> PROBLEM DESCRIPTION: Your result will be the set of lines with "city", copied from the material below.

> DATASET EXTRACT:
/---
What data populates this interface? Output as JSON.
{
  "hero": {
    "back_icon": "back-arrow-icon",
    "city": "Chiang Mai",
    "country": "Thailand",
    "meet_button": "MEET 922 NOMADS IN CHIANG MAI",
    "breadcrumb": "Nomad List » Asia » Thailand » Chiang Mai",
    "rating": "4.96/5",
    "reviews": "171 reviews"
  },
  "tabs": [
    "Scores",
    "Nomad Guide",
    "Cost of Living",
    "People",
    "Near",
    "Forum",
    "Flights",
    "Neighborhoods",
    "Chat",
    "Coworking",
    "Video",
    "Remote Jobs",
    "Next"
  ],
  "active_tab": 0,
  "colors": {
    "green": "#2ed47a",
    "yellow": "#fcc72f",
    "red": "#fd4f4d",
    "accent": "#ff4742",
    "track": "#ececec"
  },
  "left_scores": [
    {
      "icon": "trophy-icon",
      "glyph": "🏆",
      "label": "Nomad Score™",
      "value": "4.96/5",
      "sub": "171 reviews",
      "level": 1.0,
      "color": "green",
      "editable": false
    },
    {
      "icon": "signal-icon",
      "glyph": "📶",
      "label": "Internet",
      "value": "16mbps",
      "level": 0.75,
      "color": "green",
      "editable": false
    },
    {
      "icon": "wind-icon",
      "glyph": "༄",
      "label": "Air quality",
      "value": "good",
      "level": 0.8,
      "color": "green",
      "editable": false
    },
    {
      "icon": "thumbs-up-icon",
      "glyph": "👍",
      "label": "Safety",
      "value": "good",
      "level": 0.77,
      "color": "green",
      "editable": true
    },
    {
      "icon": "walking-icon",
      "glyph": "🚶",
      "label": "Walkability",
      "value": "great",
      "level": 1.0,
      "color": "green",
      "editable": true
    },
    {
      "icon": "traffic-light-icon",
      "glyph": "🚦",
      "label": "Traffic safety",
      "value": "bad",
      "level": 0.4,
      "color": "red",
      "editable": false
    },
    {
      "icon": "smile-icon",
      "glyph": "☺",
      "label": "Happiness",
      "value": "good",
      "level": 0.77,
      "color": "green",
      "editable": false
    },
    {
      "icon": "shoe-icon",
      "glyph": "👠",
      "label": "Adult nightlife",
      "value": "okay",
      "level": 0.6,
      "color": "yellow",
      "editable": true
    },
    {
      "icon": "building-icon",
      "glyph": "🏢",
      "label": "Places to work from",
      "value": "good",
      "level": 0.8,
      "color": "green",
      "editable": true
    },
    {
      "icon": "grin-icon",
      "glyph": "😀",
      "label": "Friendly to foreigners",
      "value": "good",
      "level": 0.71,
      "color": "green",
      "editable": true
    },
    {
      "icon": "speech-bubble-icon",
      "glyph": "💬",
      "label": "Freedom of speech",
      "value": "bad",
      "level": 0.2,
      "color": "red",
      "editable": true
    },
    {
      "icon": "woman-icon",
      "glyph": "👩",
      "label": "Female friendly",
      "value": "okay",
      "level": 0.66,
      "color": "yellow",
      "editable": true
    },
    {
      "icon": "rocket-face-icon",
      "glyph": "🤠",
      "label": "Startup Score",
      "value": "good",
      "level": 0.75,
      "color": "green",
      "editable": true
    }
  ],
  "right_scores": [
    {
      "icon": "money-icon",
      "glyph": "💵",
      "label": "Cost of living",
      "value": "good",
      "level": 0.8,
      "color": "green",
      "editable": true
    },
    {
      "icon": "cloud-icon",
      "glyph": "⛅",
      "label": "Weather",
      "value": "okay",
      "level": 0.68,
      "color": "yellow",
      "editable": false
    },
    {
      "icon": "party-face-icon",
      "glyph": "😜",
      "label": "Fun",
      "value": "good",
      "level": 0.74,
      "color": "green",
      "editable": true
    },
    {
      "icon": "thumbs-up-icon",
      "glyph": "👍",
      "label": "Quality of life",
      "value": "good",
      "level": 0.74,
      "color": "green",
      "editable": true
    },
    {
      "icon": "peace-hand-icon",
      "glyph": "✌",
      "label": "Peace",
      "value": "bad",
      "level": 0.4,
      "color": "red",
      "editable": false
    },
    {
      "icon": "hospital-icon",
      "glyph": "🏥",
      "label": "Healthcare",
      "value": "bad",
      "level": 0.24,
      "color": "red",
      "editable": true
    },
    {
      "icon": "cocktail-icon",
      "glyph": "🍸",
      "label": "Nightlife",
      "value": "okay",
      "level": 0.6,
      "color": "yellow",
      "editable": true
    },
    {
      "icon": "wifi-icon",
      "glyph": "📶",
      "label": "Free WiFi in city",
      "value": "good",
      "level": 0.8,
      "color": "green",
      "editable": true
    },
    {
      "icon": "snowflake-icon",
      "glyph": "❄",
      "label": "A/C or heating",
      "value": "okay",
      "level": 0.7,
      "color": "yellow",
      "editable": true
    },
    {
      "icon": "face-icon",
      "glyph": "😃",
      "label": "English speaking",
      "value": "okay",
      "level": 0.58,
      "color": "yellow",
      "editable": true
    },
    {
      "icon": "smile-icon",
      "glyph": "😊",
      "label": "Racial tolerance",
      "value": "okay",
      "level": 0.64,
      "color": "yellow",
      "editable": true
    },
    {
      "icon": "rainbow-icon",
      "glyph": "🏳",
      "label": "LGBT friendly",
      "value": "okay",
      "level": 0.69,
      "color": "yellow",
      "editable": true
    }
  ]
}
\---
> ANSWER TO THIS TASK:
    "city": "Chiang Mai",
      "label": "Free WiFi in city",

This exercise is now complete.